Robert Faiella was an individual who held both offices of MDS president and president of the ADA. He made many contributions to both organizations.
Dr. Alan DerKazarian is another past MDS president. He currently is spearheading MDS efforts to increase access to care in Massachusetts.
The MDS has stayed in line with its mission over the years. It has enhanced the professional development of its membership through programs dedicated to education, advocacy, and promotion of the highest professional standards. The following are three important initiatives that the MDS has played a key role in:
Yankee Dental Congress
In the early 1970s, MDS secretary William McKenna pressed for a centralized meeting between the dental societies of all of the New England States. Until then, each had its own dental meeting. In 1976, the Yankee Dental Congress materialized. Thousands of dental professionals were to attend this meeting. McKenna passed on in 2007.
Eastern Dentists Insurance Company
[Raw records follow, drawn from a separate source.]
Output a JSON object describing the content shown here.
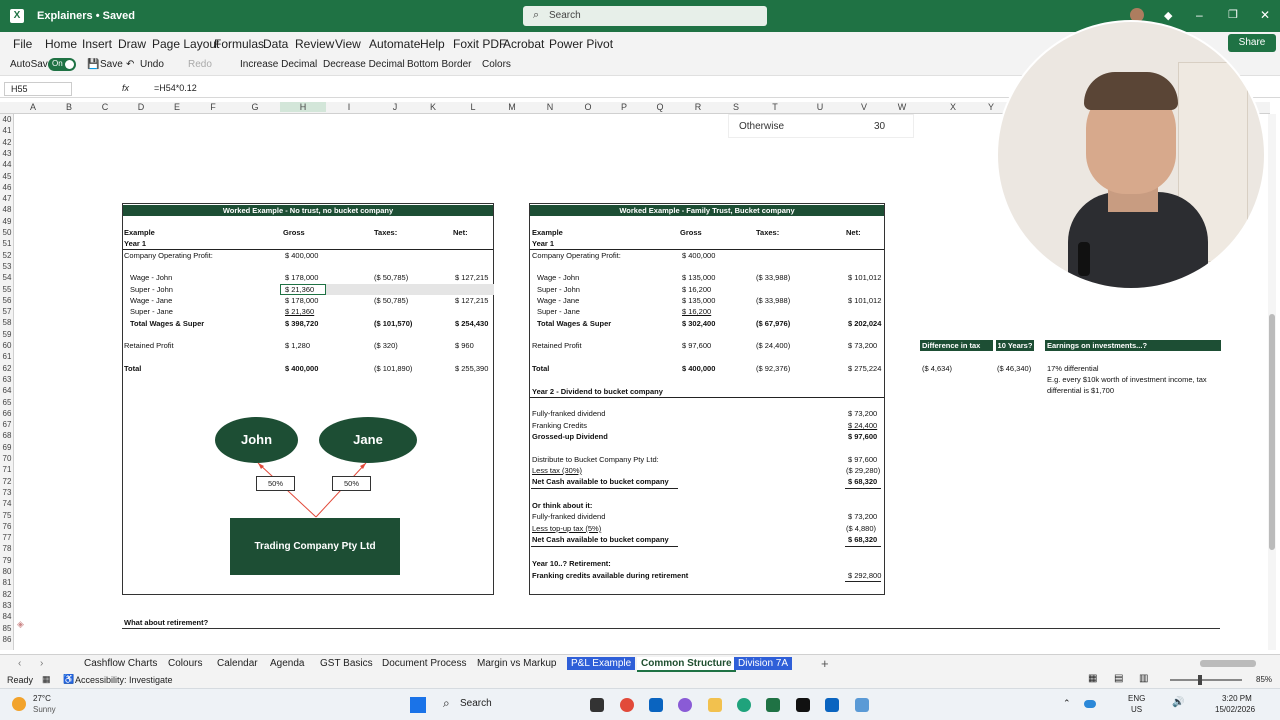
{
  "window": {
    "title": "Explainers • Saved",
    "search_placeholder": "Search",
    "share_label": "Share"
  },
  "menu": [
    "File",
    "Home",
    "Insert",
    "Draw",
    "Page Layout",
    "Formulas",
    "Data",
    "Review",
    "View",
    "Automate",
    "Help",
    "Foxit PDF",
    "Acrobat",
    "Power Pivot"
  ],
  "toolbar": {
    "autosave": "AutoSave",
    "autosave_state": "On",
    "save": "Save",
    "undo": "Undo",
    "redo": "Redo",
    "increase_decimal": "Increase Decimal",
    "decrease_decimal": "Decrease Decimal",
    "bottom_border": "Bottom Border",
    "colors": "Colors"
  },
  "formula": {
    "namebox": "H55",
    "fx": "fx",
    "content": "=H54*0.12"
  },
  "columns": [
    "A",
    "B",
    "C",
    "D",
    "E",
    "F",
    "G",
    "H",
    "I",
    "J",
    "K",
    "L",
    "M",
    "N",
    "O",
    "P",
    "Q",
    "R",
    "S",
    "T",
    "U",
    "V",
    "W",
    "X",
    "Y"
  ],
  "rows": [
    "40",
    "41",
    "42",
    "43",
    "44",
    "45",
    "46",
    "47",
    "48",
    "49",
    "50",
    "51",
    "52",
    "53",
    "54",
    "55",
    "56",
    "57",
    "58",
    "59",
    "60",
    "61",
    "62",
    "63",
    "64",
    "65",
    "66",
    "67",
    "68",
    "69",
    "70",
    "71",
    "72",
    "73",
    "74",
    "75",
    "76",
    "77",
    "78",
    "79",
    "80",
    "81",
    "82",
    "83",
    "84",
    "85",
    "86"
  ],
  "otherwise": {
    "label": "Otherwise",
    "value": "30"
  },
  "left": {
    "header": "Worked Example - No trust, no bucket company",
    "col_example": "Example",
    "col_gross": "Gross",
    "col_taxes": "Taxes:",
    "col_net": "Net:",
    "year": "Year 1",
    "rows": [
      {
        "label": "Company Operating Profit:",
        "gross": "$   400,000",
        "taxes": "",
        "net": ""
      },
      {
        "label": "Wage - John",
        "gross": "$   178,000",
        "taxes": "($   50,785)",
        "net": "$   127,215"
      },
      {
        "label": "Super - John",
        "gross": "$     21,360",
        "taxes": "",
        "net": ""
      },
      {
        "label": "Wage - Jane",
        "gross": "$   178,000",
        "taxes": "($   50,785)",
        "net": "$   127,215"
      },
      {
        "label": "Super - Jane",
        "gross": "$     21,360",
        "taxes": "",
        "net": ""
      },
      {
        "label": "Total Wages & Super",
        "gross": "$   398,720",
        "taxes": "($ 101,570)",
        "net": "$   254,430"
      },
      {
        "label": "Retained Profit",
        "gross": "$       1,280",
        "taxes": "($         320)",
        "net": "$          960"
      },
      {
        "label": "Total",
        "gross": "$   400,000",
        "taxes": "($ 101,890)",
        "net": "$   255,390"
      }
    ],
    "diagram": {
      "john": "John",
      "jane": "Jane",
      "pct_john": "50%",
      "pct_jane": "50%",
      "company": "Trading Company Pty Ltd"
    }
  },
  "right": {
    "header": "Worked Example - Family Trust, Bucket company",
    "col_example": "Example",
    "col_gross": "Gross",
    "col_taxes": "Taxes:",
    "col_net": "Net:",
    "year": "Year 1",
    "rows": [
      {
        "label": "Company Operating Profit:",
        "gross": "$ 400,000",
        "taxes": "",
        "net": ""
      },
      {
        "label": "Wage - John",
        "gross": "$ 135,000",
        "taxes": "($   33,988)",
        "net": "$ 101,012"
      },
      {
        "label": "Super - John",
        "gross": "$   16,200",
        "taxes": "",
        "net": ""
      },
      {
        "label": "Wage - Jane",
        "gross": "$ 135,000",
        "taxes": "($   33,988)",
        "net": "$ 101,012"
      },
      {
        "label": "Super - Jane",
        "gross": "$   16,200",
        "taxes": "",
        "net": ""
      },
      {
        "label": "Total Wages & Super",
        "gross": "$ 302,400",
        "taxes": "($   67,976)",
        "net": "$ 202,024"
      },
      {
        "label": "Retained Profit",
        "gross": "$   97,600",
        "taxes": "($   24,400)",
        "net": "$   73,200"
      },
      {
        "label": "Total",
        "gross": "$ 400,000",
        "taxes": "($   92,376)",
        "net": "$ 275,224"
      }
    ],
    "year2": "Year 2 - Dividend to bucket company",
    "y2rows": [
      {
        "label": "Fully-franked dividend",
        "value": "$   73,200"
      },
      {
        "label": "Franking Credits",
        "value": "$   24,400"
      },
      {
        "label": "Grossed-up Dividend",
        "value": "$   97,600"
      },
      {
        "label": "Distribute to Bucket Company Pty Ltd:",
        "value": "$   97,600"
      },
      {
        "label": "Less tax (30%)",
        "value": "($  29,280)"
      },
      {
        "label": "Net Cash available to bucket company",
        "value": "$   68,320"
      },
      {
        "label": "Or think about it:",
        "value": ""
      },
      {
        "label": "Fully-franked dividend",
        "value": "$   73,200"
      },
      {
        "label": "Less top-up tax (5%)",
        "value": "($    4,880)"
      },
      {
        "label": "Net Cash available to bucket company",
        "value": "$   68,320"
      },
      {
        "label": "Year 10..? Retirement:",
        "value": ""
      },
      {
        "label": "Franking credits available during retirement",
        "value": "$ 292,800"
      }
    ]
  },
  "side": {
    "diff_header": "Difference in tax",
    "years_header": "10 Years?",
    "earn_header": "Earnings on investments...?",
    "diff_value": "($          4,634)",
    "years_value": "($ 46,340)",
    "earn_line1": "17% differential",
    "earn_line2": "E.g. every $10k worth of investment income, tax",
    "earn_line3": "differential is $1,700"
  },
  "retirement": "What about retirement?",
  "sheets": [
    "Cashflow Charts",
    "Colours",
    "Calendar",
    "Agenda",
    "GST Basics",
    "Document Process",
    "Margin vs Markup",
    "P&L Example",
    "Common Structure",
    "Division 7A"
  ],
  "status": {
    "ready": "Ready",
    "accessibility": "Accessibility: Investigate",
    "zoom": "85%"
  },
  "taskbar": {
    "temp": "27°C",
    "weather": "Sunny",
    "search": "Search",
    "lang1": "ENG",
    "lang2": "US",
    "time": "3:20 PM",
    "date": "15/02/2026"
  },
  "colors": {
    "excel_green": "#1f7244",
    "panel_header": "#1d4e34",
    "active_tab": "#2f5fd8"
  }
}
In 1990, the dentists of Massachusetts were under siege with the cost of rising malpractice insurance. MDS Executive Director Matthew Boylan recognized that the rates offered by commercial carriers were far too high. Boylan had the idea that the MDS could set up its own insurance company.
The new company, called the Eastern Dentists Insurance Company, was incorporated in 1992.
In the late 1980s, the complexities of the insurance market created the need for the MDS to provide comprehensive health insurance services for its members and their families. Massachusetts Dental Society Insurance Services was established in 1998.
MDSIS started out very small but has grown to cover 1,500 MDS dental offices.
The MDS and New Trends in Dentistry
There has been a demographic shift in dentistry. There are more and more women who are entering the field all the time. Nearly 50 percent of newly graduated dentists are women. In 1991, Geraldine Morrow became the first woman president of the ADA.
In 2009, Kathleen O’Loughlin was selected to become Executive Director of the ADA. She had also been the first woman CEO of Delta Dental of Massachusetts. Under her leadership, the company grew in revenue and membership.
At the state level, women started to become more prominent in the MDS too. In 2007, Andrea Richman became the first woman to become elected as MDS president. In 2012, Paula Friedman became the second female president of the MDS.
There has also been minority involvement in the MDS. An MDS member, Aidee Herman, served as president of the National Hispanic Dental Association and founded the Massachusetts chapter.
This short history of the Massachusetts Dental Society has only touched the tip of the iceberg with respect to the details involved. The accomplishments of the individuals named in this article have been somewhat simplified for presentation. These hard workers for the cause accomplished much more than what was listed here.